TURKMENISTAN: OSCE Requests Permission to Visit Atakov.

by Felix Corley, Keston News Service, 13 February 2001

Organisation for Security and Cooperation, on 12 February formally requested permission from the Turkmen authorities to visit ailing Baptist prisoner Shageldy Atakov in the prison hospital in the town of Mary, to which he has been transferred. OSCE officials in Ashgabad told Keston News Service on 13 February that so far Ambassador Venczel has received no response to his request.

Although the OSCE centre has not yet received confirmation from government officials that Atakov has arrived in Mary, the German-based Friedensstimme mission told Keston on 13 February that Atakov was transferred there several days ago, adding that his state of health is poor.

In the wake of international publicity in early February about Atakov's failing health, his repeated beatings and his treatment with psychotropic drugs (see KNS 8 February 2001), the OSCE Ashgabad centre made further enquiries of the Turkmen authorities. Yolbars Kepbanov, a deputy foreign minister and director of the government-sponsored National Institute for Democracy and Human Rights, told Ambassador Venczel on 9 February that he had checked up on Atakov's case, discovered that he was sick and learnt that he was being transferred from the labour camp in Seydy in north eastern Turkmenistan to prison hospital in Mary, 350 kilometres (220 miles) east of Ashgabad, to deal with his jaundice. Kepbanov informed the OSCE centre that he had requested prison personnel to pay special attention to his case in an apparent response to widespread international concern about Atakov. Keston was unable to reach Kepbanov either at the Foreign Ministry or at the National Institute for Democracy on 13 February.

`The Turkmen authorities have decided to do something about Atakov's case,' Bess Brown of the OSCE centre told Keston from Ashgabad on 13 February. `The authorities have registered that they've got to take care of this guy. It appears they were taken aback by the massive international campaigning on his behalf. Almost everyone has got involved - there have been enquiries from quite a number of countries.' Brown - who was not sure whether Atakov was suffering from jaundice or whether he had developed hepatitis - was hopeful that the authorities would allow Ambassador Venczel to visit. The OSCE centre has repeatedly called on the Turkmen authorities to free Atakov.

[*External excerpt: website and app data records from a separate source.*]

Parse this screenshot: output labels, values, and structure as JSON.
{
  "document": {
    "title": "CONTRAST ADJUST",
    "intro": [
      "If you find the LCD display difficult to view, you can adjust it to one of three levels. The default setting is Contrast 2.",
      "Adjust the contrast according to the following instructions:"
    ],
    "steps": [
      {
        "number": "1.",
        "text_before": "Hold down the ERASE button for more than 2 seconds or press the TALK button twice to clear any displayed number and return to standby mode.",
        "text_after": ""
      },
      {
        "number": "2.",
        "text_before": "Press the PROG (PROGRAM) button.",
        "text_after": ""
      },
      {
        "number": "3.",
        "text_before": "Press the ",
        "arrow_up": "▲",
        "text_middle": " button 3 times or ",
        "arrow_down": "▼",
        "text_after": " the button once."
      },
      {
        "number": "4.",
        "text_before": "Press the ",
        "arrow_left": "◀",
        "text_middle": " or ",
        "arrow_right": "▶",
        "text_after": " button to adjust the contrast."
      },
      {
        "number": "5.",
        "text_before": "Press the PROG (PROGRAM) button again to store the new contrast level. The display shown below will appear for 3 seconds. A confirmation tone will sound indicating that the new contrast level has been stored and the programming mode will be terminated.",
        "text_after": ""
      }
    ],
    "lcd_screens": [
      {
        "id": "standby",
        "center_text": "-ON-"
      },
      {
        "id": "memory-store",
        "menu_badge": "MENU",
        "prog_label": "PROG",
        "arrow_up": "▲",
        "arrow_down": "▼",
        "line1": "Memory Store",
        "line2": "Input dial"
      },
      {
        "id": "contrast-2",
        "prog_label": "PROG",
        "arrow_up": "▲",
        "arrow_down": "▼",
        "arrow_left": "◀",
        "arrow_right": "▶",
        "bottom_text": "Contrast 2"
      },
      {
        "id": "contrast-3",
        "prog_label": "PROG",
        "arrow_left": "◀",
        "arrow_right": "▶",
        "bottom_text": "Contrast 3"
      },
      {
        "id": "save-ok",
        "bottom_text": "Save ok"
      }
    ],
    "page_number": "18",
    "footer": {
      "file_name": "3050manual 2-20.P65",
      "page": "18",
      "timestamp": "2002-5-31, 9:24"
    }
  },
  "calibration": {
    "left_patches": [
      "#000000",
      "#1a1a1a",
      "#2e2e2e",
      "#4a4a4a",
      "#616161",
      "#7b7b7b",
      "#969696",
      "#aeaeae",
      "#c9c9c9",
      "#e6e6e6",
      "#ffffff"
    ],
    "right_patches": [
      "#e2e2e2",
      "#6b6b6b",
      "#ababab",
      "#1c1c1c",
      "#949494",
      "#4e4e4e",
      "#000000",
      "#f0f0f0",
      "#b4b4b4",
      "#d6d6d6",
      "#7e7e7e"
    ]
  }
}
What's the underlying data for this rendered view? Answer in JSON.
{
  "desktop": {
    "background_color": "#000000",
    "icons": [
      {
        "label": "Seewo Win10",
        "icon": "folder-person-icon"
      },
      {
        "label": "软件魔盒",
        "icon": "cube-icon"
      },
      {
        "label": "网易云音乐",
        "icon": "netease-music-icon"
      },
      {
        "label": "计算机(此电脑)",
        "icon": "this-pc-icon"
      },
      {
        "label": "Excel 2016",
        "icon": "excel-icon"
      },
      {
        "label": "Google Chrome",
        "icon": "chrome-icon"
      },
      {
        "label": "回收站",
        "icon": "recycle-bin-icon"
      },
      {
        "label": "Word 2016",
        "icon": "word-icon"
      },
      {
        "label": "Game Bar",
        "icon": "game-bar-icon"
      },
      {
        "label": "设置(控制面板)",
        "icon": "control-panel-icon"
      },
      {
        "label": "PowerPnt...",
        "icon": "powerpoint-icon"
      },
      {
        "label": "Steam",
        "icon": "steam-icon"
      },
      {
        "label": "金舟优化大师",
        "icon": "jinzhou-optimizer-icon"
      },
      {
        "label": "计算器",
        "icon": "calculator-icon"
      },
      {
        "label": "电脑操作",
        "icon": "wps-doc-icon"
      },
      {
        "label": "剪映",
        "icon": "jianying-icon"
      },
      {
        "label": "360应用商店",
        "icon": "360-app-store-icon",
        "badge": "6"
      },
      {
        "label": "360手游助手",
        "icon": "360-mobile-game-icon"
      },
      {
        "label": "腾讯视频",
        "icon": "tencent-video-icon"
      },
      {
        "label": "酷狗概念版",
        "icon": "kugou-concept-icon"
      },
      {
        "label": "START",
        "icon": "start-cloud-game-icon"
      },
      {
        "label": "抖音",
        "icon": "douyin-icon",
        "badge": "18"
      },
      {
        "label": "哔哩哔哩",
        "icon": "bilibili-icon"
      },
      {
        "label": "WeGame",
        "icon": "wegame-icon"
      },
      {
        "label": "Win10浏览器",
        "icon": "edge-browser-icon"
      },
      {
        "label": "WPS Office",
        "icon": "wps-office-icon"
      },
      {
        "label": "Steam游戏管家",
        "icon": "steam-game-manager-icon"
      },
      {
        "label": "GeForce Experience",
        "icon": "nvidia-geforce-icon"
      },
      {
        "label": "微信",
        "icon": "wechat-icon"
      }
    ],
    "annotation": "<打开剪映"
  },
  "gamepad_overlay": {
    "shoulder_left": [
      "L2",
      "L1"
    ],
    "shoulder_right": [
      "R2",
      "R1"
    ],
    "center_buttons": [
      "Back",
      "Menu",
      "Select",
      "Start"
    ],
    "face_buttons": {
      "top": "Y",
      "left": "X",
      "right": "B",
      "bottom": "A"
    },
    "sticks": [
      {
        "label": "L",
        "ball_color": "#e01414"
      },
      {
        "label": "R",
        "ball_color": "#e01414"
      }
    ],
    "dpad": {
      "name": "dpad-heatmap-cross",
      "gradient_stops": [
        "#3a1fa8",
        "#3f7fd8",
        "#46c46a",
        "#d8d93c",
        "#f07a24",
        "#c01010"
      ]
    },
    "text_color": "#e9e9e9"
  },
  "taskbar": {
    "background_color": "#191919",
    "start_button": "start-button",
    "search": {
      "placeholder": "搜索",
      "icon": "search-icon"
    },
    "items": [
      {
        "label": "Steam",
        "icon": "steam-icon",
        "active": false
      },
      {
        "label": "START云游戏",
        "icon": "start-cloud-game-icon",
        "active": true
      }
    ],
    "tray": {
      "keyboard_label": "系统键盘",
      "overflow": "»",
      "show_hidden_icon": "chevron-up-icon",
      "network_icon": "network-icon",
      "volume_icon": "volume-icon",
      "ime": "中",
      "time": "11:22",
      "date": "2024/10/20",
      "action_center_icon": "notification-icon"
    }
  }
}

Atakov, who is 38 and married with five children, was sentenced on charges of swindling which members of his Baptist church insist were instigated to obstruct his activity with the church. He was arrested on 18 December 1998 in the Caspian port city of Turkmenbashi, was sentenced to two years' imprisonment and fined on 19 March 1999, but was retried on 4 and 5 August 1999 in Ashgabad and given the increased sentence. (END)